Offers the student experience conducting research in and/or out of the learning laboratory, using a variety of methods. Research requires time outside of class. Some work with live animals is usually involved. This course fulfills a Writing Competency (W) GE requirement.

Prerequisite(s): PSYC 100 or PSYC 199, PSYC 200, and one 200-level research course combination.

Corequisite(s): PSYC 310.

PSYC 330 - Cognitive Psychology (4 Credit Hours)

This course examines how people acquire, remember, and use knowledge. Topics covered include memory, attention, perception, imagery, and cognitive neuroscience. Applications to contexts such as learning and teaching, social behaviors, and individual behavior and performance will be considered.

Prerequisite(s): PSYC 100 or PSYC 199.

PSYC 331 - Research in Cognitive Psychology (4 Credit Hours)

Provides the student with research experience on problems of current interest in cognitive psychology.

Prerequisite(s): PSYC 100 or PSYC 199, PSYC 200, and one 200-level research course combination.

Corequisite(s): PSYC 330.

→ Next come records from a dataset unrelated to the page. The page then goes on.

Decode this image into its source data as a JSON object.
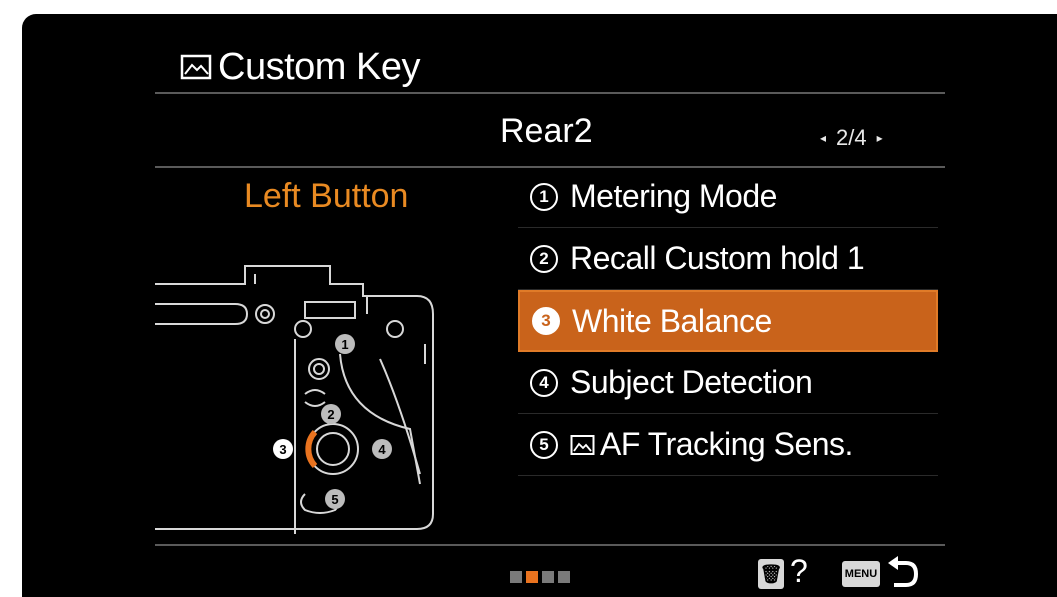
{
  "header": {
    "title": "Custom Key",
    "title_icon": "still-image-icon"
  },
  "page": {
    "name": "Rear2",
    "indicator": "2/4"
  },
  "left_panel": {
    "label": "Left Button",
    "diagram_numbers": [
      "1",
      "2",
      "3",
      "4",
      "5"
    ]
  },
  "menu": {
    "items": [
      {
        "number": "1",
        "label": "Metering Mode",
        "selected": false
      },
      {
        "number": "2",
        "label": "Recall Custom hold 1",
        "selected": false
      },
      {
        "number": "3",
        "label": "White Balance",
        "selected": true
      },
      {
        "number": "4",
        "label": "Subject Detection",
        "selected": false
      },
      {
        "number": "5",
        "label": "AF Tracking Sens.",
        "selected": false,
        "icon": "still-image-icon"
      }
    ]
  },
  "footer": {
    "page_dots": 4,
    "active_dot": 2,
    "delete_icon": "trash-icon",
    "help_label": "?",
    "menu_button_label": "MENU",
    "back_icon": "return-arrow-icon"
  },
  "colors": {
    "accent": "#e98a22",
    "selected_bg": "#c9631b",
    "background": "#000000"
  }
}
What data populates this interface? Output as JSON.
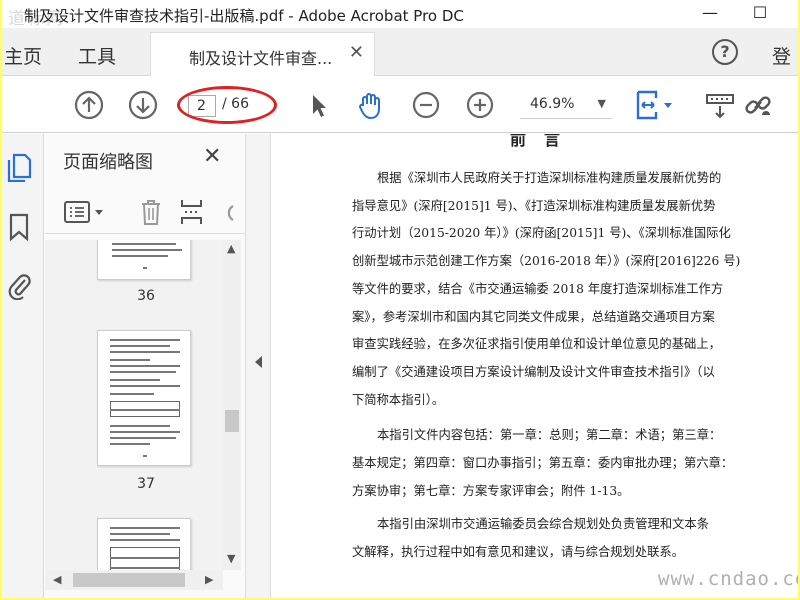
{
  "window": {
    "logo_text": "道标网",
    "title": "制及设计文件审查技术指引-出版稿.pdf - Adobe Acrobat Pro DC",
    "minimize": "—",
    "maximize": "☐"
  },
  "tabs": {
    "home": "主页",
    "tools": "工具",
    "document": "制及设计文件审查...",
    "login": "登"
  },
  "toolbar": {
    "current_page": "2",
    "total_pages": "/ 66",
    "zoom": "46.9%"
  },
  "panel": {
    "title": "页面缩略图",
    "thumbnails": [
      {
        "page": "36"
      },
      {
        "page": "37"
      }
    ]
  },
  "document": {
    "heading": "前言",
    "lines": [
      "根据《深圳市人民政府关于打造深圳标准构建质量发展新优势的",
      "指导意见》(深府[2015]1 号)、《打造深圳标准构建质量发展新优势",
      "行动计划（2015-2020 年）》(深府函[2015]1 号)、《深圳标准国际化",
      "创新型城市示范创建工作方案（2016-2018 年）》(深府[2016]226 号)",
      "等文件的要求，结合《市交通运输委 2018 年度打造深圳标准工作方",
      "案》，参考深圳市和国内其它同类文件成果，总结道路交通项目方案",
      "审查实践经验，在多次征求指引使用单位和设计单位意见的基础上，",
      "编制了《交通建设项目方案设计编制及设计文件审查技术指引》（以",
      "下简称本指引）。",
      "本指引文件内容包括：第一章：总则；第二章：术语；第三章：",
      "基本规定；第四章：窗口办事指引；第五章：委内审批办理；第六章：",
      "方案协审；第七章：方案专家评审会；附件 1-13。",
      "本指引由深圳市交通运输委员会综合规划处负责管理和文本条",
      "文解释，执行过程中如有意见和建议，请与综合规划处联系。"
    ],
    "watermark": "www.cndao.com"
  },
  "colors": {
    "accent_blue": "#2a6fd6",
    "annotation_red": "#e02020",
    "page_border": "#ffff60"
  }
}
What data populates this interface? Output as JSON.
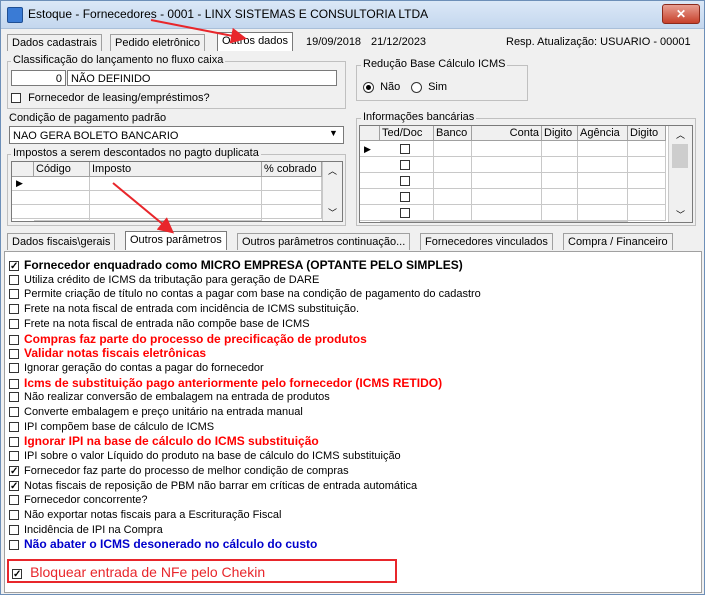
{
  "window": {
    "title": "Estoque - Fornecedores - 0001 - LINX SISTEMAS E CONSULTORIA LTDA",
    "close_label": "✕"
  },
  "top_tabs": [
    {
      "label": "Dados cadastrais"
    },
    {
      "label": "Pedido eletrônico"
    },
    {
      "label": "Outros dados"
    }
  ],
  "header_info": {
    "date1": "19/09/2018",
    "date2": "21/12/2023",
    "resp": "Resp. Atualização: USUARIO - 00001"
  },
  "classificacao": {
    "title": "Classificação do lançamento no fluxo caixa",
    "code": "0",
    "value": "NÃO DEFINIDO",
    "leasing_label": "Fornecedor de leasing/empréstimos?",
    "leasing_checked": false
  },
  "reducao_icms": {
    "title": "Redução Base Cálculo ICMS",
    "opt_nao": "Não",
    "opt_sim": "Sim",
    "selected": "Não"
  },
  "condicao_pagamento": {
    "title": "Condição de pagamento padrão",
    "value": "NAO GERA BOLETO BANCARIO"
  },
  "impostos": {
    "title": "Impostos a serem descontados no pagto duplicata",
    "columns": [
      "Código",
      "Imposto",
      "% cobrado"
    ]
  },
  "bancarias": {
    "title": "Informações bancárias",
    "columns": [
      "Ted/Doc",
      "Banco",
      "Conta",
      "Digito",
      "Agência",
      "Digito"
    ]
  },
  "bottom_tabs": [
    {
      "label": "Dados fiscais\\gerais"
    },
    {
      "label": "Outros parâmetros"
    },
    {
      "label": "Outros parâmetros continuação..."
    },
    {
      "label": "Fornecedores vinculados"
    },
    {
      "label": "Compra / Financeiro"
    }
  ],
  "options": [
    {
      "label": "Fornecedor enquadrado como MICRO EMPRESA (OPTANTE PELO SIMPLES)",
      "checked": true,
      "style": "bold"
    },
    {
      "label": "Utiliza crédito de ICMS da tributação para geração de DARE",
      "checked": false,
      "style": "normal"
    },
    {
      "label": "Permite criação de título no contas a pagar com base na condição de pagamento do cadastro",
      "checked": false,
      "style": "normal"
    },
    {
      "label": "Frete na nota fiscal de entrada com incidência de ICMS substituição.",
      "checked": false,
      "style": "normal"
    },
    {
      "label": "Frete na nota fiscal de entrada não compõe base de ICMS",
      "checked": false,
      "style": "normal"
    },
    {
      "label": "Compras faz parte do processo de precificação de produtos",
      "checked": false,
      "style": "red"
    },
    {
      "label": "Validar notas fiscais eletrônicas",
      "checked": false,
      "style": "red"
    },
    {
      "label": "Ignorar geração do contas a pagar do fornecedor",
      "checked": false,
      "style": "normal"
    },
    {
      "label": "Icms de substituição pago anteriormente pelo fornecedor (ICMS RETIDO)",
      "checked": false,
      "style": "red"
    },
    {
      "label": "Não realizar conversão de embalagem na entrada de produtos",
      "checked": false,
      "style": "normal"
    },
    {
      "label": "Converte embalagem e preço unitário na entrada manual",
      "checked": false,
      "style": "normal"
    },
    {
      "label": "IPI compõem base de cálculo de ICMS",
      "checked": false,
      "style": "normal"
    },
    {
      "label": "Ignorar IPI na base de cálculo do ICMS substituição",
      "checked": false,
      "style": "red"
    },
    {
      "label": "IPI sobre o valor Líquido do produto na base de cálculo do ICMS substituição",
      "checked": false,
      "style": "normal"
    },
    {
      "label": "Fornecedor faz parte do processo de melhor condição de compras",
      "checked": true,
      "style": "normal"
    },
    {
      "label": "Notas fiscais de reposição de PBM não barrar em críticas de entrada automática",
      "checked": true,
      "style": "normal"
    },
    {
      "label": "Fornecedor concorrente?",
      "checked": false,
      "style": "normal"
    },
    {
      "label": "Não exportar notas fiscais para a Escrituração Fiscal",
      "checked": false,
      "style": "normal"
    },
    {
      "label": "Incidência de IPI na Compra",
      "checked": false,
      "style": "normal"
    },
    {
      "label": "Não abater o ICMS desonerado no cálculo do custo",
      "checked": false,
      "style": "blue"
    }
  ],
  "highlighted_option": {
    "label": "Bloquear entrada de NFe pelo Chekin",
    "checked": true
  },
  "annotation_color": "#e8262b"
}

PSYC 340 - Sensation and Perception (4 Credit Hours)

This course explores sensory and perceptual systems. Discussions on these topics will reflect biological, ecological and evolutionary perspectives. Topics include sensitivity to light and sound; color perception; depth and form perception; perceptual illusions; music perception, and speech perception. Power and justice issues associated with sensory disabilities (e.g., blindness and deafness) will be emphasized. This course fulfills the Power and Justice (P) GE requirement.

Prerequisite(s): PSYC 100 or PSYC 199.

PSYC 341 - Research in Sensation and Perception (4 Credit Hours)

This course offers experience in conducting research on sensory processes and perception. Students are exposed to different research techniques and investigate problems relating to the various sensory modalities. This course fulfills a Writing Competency (W) GE requirement.

Prerequisite(s): PSYC 100 or PSYC 199, PSYC 200, and one 200-level research course combination.

Corequisite(s): PSYC 350.

PSYC 350 - Biological Psychology (4 Credit Hours)

This course explores the relationships between the brain and nervous system and behavior, and includes topics ranging from neuroanatomy and pharmacology of the nervous system to the biological bases of mental illness. The interactions among the nervous and endocrine systems are emphasized in an attempt to understand how basic physiological principles can serve in the understanding of complex phenomena, including emotion, learning, sleep and arousal and sexual behavior. Required for students pursuing the neuroscience concentration.

Prerequisite(s): PSYC 100 or PSYC 199.

PSYC 351 - Research in Biological Psychology (4 Credit Hours)

This course focuses on basic research methodologies and techniques that are commonly used to examine the biological bases of behavior. Students are given "hands on" experience in the design and execution of several research projects. This course fulfills a Writing Competency (W) GE requirement.

Prerequisite(s): PSYC 100 or PSYC 199, PSYC 200, and one 200-level research course combination.

Corequisite(s): PSYC 350.